Problem —
Return every line below exactly, leaving nothing out.

(Stored records)
**********

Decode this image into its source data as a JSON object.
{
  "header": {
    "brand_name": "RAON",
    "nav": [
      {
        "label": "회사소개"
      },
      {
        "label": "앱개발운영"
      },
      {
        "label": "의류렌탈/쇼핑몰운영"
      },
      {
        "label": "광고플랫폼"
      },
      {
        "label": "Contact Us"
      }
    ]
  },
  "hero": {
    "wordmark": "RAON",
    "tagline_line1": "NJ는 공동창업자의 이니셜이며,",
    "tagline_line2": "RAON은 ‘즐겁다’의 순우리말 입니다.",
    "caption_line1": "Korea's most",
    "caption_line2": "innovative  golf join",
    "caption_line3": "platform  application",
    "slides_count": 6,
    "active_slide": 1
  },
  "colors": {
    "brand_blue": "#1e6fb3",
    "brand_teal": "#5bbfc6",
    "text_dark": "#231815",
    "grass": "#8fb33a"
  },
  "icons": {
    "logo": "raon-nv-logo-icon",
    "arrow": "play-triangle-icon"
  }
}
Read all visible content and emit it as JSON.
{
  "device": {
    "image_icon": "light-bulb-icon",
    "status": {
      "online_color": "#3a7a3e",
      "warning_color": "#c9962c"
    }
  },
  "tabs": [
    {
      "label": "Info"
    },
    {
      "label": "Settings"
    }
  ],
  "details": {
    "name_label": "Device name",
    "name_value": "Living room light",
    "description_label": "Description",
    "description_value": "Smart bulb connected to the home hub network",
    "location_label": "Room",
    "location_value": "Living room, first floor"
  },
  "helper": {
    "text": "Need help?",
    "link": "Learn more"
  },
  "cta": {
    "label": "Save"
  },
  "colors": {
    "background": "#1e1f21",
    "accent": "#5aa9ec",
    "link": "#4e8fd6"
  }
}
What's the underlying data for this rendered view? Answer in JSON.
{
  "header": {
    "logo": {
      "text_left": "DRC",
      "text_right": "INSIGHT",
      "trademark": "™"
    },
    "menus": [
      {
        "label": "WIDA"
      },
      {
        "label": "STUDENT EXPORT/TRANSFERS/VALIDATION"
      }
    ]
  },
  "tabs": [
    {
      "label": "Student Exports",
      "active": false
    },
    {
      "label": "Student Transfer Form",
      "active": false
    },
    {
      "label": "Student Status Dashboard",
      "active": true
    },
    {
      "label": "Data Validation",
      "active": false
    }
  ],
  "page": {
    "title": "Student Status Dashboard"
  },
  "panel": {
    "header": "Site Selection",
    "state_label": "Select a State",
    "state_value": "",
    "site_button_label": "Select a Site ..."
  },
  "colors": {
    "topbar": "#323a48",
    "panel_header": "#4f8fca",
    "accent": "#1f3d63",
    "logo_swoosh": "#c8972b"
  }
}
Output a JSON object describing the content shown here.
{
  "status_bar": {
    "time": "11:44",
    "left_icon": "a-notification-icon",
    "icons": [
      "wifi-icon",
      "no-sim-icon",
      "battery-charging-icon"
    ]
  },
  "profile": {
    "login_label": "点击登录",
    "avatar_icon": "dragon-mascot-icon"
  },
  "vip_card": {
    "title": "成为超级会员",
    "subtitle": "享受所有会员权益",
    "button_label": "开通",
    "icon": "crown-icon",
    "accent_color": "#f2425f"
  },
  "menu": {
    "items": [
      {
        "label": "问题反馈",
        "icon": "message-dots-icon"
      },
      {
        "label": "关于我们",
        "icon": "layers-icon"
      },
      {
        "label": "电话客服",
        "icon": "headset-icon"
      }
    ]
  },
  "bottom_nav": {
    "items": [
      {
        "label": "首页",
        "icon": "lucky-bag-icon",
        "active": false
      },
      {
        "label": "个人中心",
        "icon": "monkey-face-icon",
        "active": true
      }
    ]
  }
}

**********

Result of the exercise —
Decode this image into its source data as a JSON object.
{
  "header": {
    "brand_name": "RAON",
    "nav": [
      {
        "label": "회사소개"
      },
      {
        "label": "앱개발운영"
      },
      {
        "label": "의류렌탈/쇼핑몰운영"
      },
      {
        "label": "광고플랫폼"
      },
      {
        "label": "Contact Us"
      }
    ]
  },
  "hero": {
    "wordmark": "RAON",
    "tagline_line1": "NJ는 공동창업자의 이니셜이며,",
    "tagline_line2": "RAON은 ‘즐겁다’의 순우리말 입니다.",
    "caption_line1": "Korea's most",
    "caption_line2": "innovative  golf join",
    "caption_line3": "platform  application",
    "slides_count": 6,
    "active_slide": 1
  },
  "colors": {
    "brand_blue": "#1e6fb3",
    "brand_teal": "#5bbfc6",
    "text_dark": "#231815",
    "grass": "#8fb33a"
  },
  "icons": {
    "logo": "raon-nv-logo-icon",
    "arrow": "play-triangle-icon"
  }
}
Read all visible content and emit it as JSON.
{
  "device": {
    "image_icon": "light-bulb-icon",
    "status": {
      "online_color": "#3a7a3e",
      "warning_color": "#c9962c"
    }
  },
  "tabs": [
    {
      "label": "Info"
    },
    {
      "label": "Settings"
    }
  ],
  "details": {
    "name_label": "Device name",
    "name_value": "Living room light",
    "description_label": "Description",
    "description_value": "Smart bulb connected to the home hub network",
    "location_label": "Room",
    "location_value": "Living room, first floor"
  },
  "helper": {
    "text": "Need help?",
    "link": "Learn more"
  },
  "cta": {
    "label": "Save"
  },
  "colors": {
    "background": "#1e1f21",
    "accent": "#5aa9ec",
    "link": "#4e8fd6"
  }
}
What's the underlying data for this rendered view? Answer in JSON.
{
  "header": {
    "logo": {
      "text_left": "DRC",
      "text_right": "INSIGHT",
      "trademark": "™"
    },
    "menus": [
      {
        "label": "WIDA"
      },
      {
        "label": "STUDENT EXPORT/TRANSFERS/VALIDATION"
      }
    ]
  },
  "tabs": [
    {
      "label": "Student Exports",
      "active": false
    },
    {
      "label": "Student Transfer Form",
      "active": false
    },
    {
      "label": "Student Status Dashboard",
      "active": true
    },
    {
      "label": "Data Validation",
      "active": false
    }
  ],
  "page": {
    "title": "Student Status Dashboard"
  },
  "panel": {
    "header": "Site Selection",
    "state_label": "Select a State",
    "state_value": "",
    "site_button_label": "Select a Site ..."
  },
  "colors": {
    "topbar": "#323a48",
    "panel_header": "#4f8fca",
    "accent": "#1f3d63",
    "logo_swoosh": "#c8972b"
  }
}
Output a JSON object describing the content shown here.
{
  "status_bar": {
    "time": "11:44",
    "left_icon": "a-notification-icon",
    "icons": [
      "wifi-icon",
      "no-sim-icon",
      "battery-charging-icon"
    ]
  },
  "profile": {
    "login_label": "点击登录",
    "avatar_icon": "dragon-mascot-icon"
  },
  "vip_card": {
    "title": "成为超级会员",
    "subtitle": "享受所有会员权益",
    "button_label": "开通",
    "icon": "crown-icon",
    "accent_color": "#f2425f"
  },
  "menu": {
    "items": [
      {
        "label": "问题反馈",
        "icon": "message-dots-icon"
      },
      {
        "label": "关于我们",
        "icon": "layers-icon"
      },
      {
        "label": "电话客服",
        "icon": "headset-icon"
      }
    ]
  },
  "bottom_nav": {
    "items": [
      {
        "label": "首页",
        "icon": "lucky-bag-icon",
        "active": false
      },
      {
        "label": "个人中心",
        "icon": "monkey-face-icon",
        "active": true
      }
    ]
  }
}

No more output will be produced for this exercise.